Hearing loss in the working environment can be one of the most difficult situations you find yourself in, especially if you work in a fast paced office environment or in telesales. It can often lead to feelings of inadequacies or inferiority. I know when I first had my hearing loss, I really struggled with being at work.
With this in mind I thought I would write a blog this month about coping with tinnitus and/or hearing loss in the working environment as work is the place you spend most of your time during the week and is also one of the environments most fraught with obstacles for the hearing impaired.
Firstly, if you haven’t already informed your employer (especially if it is a recent loss) of your hearing impairment, sit down with them and discuss how your working environment will need to be changed; whether you will need to move desks so that your back is to the wall eliminating noise from behind, facing your team members or adjusting the position of your monitors so as not to disrupt your view of your colleagues sitting opposite you.
Secondly, I would recommend contacting Access to Work to see if there are any specific equipment that can assist you in your everyday role, for example, if your position is mostly telephone based there are options for amplified phones or text phones to make your life easier. There is a wealth of equipment designed to help the hearing impaired, make sure you can get access to this – it’s not only beneficial to you, but also to your employer.
Alternatively you can order these types of equipment yourself via the Connevans catalogue or contact Action on Hearing Loss who will be able to point you in the right direction. Connevans also offer assistive equipment for the home, whether for your telephone, TV, fire alarm or door bell.
A tip to those wearing Cochlear Implants, I find it easier to hear people, especially people I have never heard before, on my mobile phone rather than the landline. It might be worth asking your manager whether call forwarding to your mobile phone is an option.
If you work with a large team, it would be worthwhile speaking to them about how they can communicate with you, especially if you take regularly take part in large meetings etc. Let them know they will need to face you when speaking if you read lips, or if they are using power point displays maybe ask them to give you a print out before the meeting so you can familiarise yourself with what topics will be spoken about, this might enable you to pick up the odd word here and there. I was also informed by Access to Work about a speak to text relay service that can join in the meeting via Skype and type the conversations as they are happening to you on your laptop so you are kept up to date on who said what.
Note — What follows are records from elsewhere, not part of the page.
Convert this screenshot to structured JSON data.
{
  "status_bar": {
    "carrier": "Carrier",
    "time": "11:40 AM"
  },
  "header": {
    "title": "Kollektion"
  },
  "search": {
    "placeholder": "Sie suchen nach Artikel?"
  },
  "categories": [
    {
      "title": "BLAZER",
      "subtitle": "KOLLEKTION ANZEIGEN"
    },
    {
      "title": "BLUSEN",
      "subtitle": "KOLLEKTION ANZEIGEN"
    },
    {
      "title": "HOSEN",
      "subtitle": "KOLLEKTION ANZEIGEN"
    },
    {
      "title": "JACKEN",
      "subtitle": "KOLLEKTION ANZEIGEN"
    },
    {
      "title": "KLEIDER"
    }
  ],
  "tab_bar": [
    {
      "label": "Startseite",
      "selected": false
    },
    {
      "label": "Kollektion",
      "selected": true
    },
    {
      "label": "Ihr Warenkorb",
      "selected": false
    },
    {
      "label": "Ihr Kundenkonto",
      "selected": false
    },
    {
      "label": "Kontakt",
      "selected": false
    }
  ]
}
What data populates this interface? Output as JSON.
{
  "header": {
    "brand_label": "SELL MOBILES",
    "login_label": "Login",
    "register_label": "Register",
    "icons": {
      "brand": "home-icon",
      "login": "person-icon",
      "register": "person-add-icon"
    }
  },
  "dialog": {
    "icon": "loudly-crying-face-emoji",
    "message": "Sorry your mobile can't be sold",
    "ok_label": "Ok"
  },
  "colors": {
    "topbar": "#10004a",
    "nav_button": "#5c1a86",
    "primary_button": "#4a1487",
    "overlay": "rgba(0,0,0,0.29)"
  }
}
It might also be worth your while obtaining the minutes of any meetings afterwards so that you can read over them in case there is anything you have missed, not only does it show forward thinking on your behalf but it can also alleviate your concerns of missing any important information.
In regards to tinnitus, I find when the office is quiet my tinnitus gets really aggravated. For those who suffer from tinnitus without a significant hearing loss, you might consider wearing in ear headphones in one ear with low music on; music is widely believed to be a factor in reducing the effects of tinnitus.
For those with a significant/profound hearing loss with tinnitus, this would not be an option due to having to wear hearing aids or a CI all the time; however, you may be able to get some benefit from having a radio on with low music, just something to keep your brain from focusing on the tinnitus.
Another piece of advice, and one that I found really helpful is potentially altering your working hours. I found getting on the bus during the AM and PM rush hours extremely scary and exhausting. I spoke with my manager and he very kindly agreed that I could temporarily alter my working hours so that I would not have to travel during the rush hours; so instead of 9-5 I worked 7-3 which made my life a lot easier. I am now back to my regular hours since receiving my CI but I really did find this small change to my work life a massive help.
My last point of note; always speak to your manager/supervisor if you are not happy with your situation – it is in their benefit as well as yours to have a happy and healthy employee and there are many options that can be utilised without too much impact on others.
So a recap on the tips and advice I have picked up in the past two years;
- Speak to your manager/supervisor/HR team about your hearing loss and requirements.
- Adjust your work space to make it work for you; face the rest of the office with your back to the wall / adjust your monitor so it does not obstruct your view of others.
- Contact Access to Work or Action on Hearing Loss about specific equipment for the hearing impaired.
- Look into different communication methods with your colleagues.
- Listen to low and soft music to reduce tinnitus.
- Possibly alter your working hours if acceptable with your employer.
- Make sure you speak up if you are unhappy with your environment or find yourself unable to work.
I hope you find these tips and hints as useful as I have, as ever, if you want to ask me any questions or want me to blog about a specific aspect of hearing loss, contact me at firstname.lastname@example.org.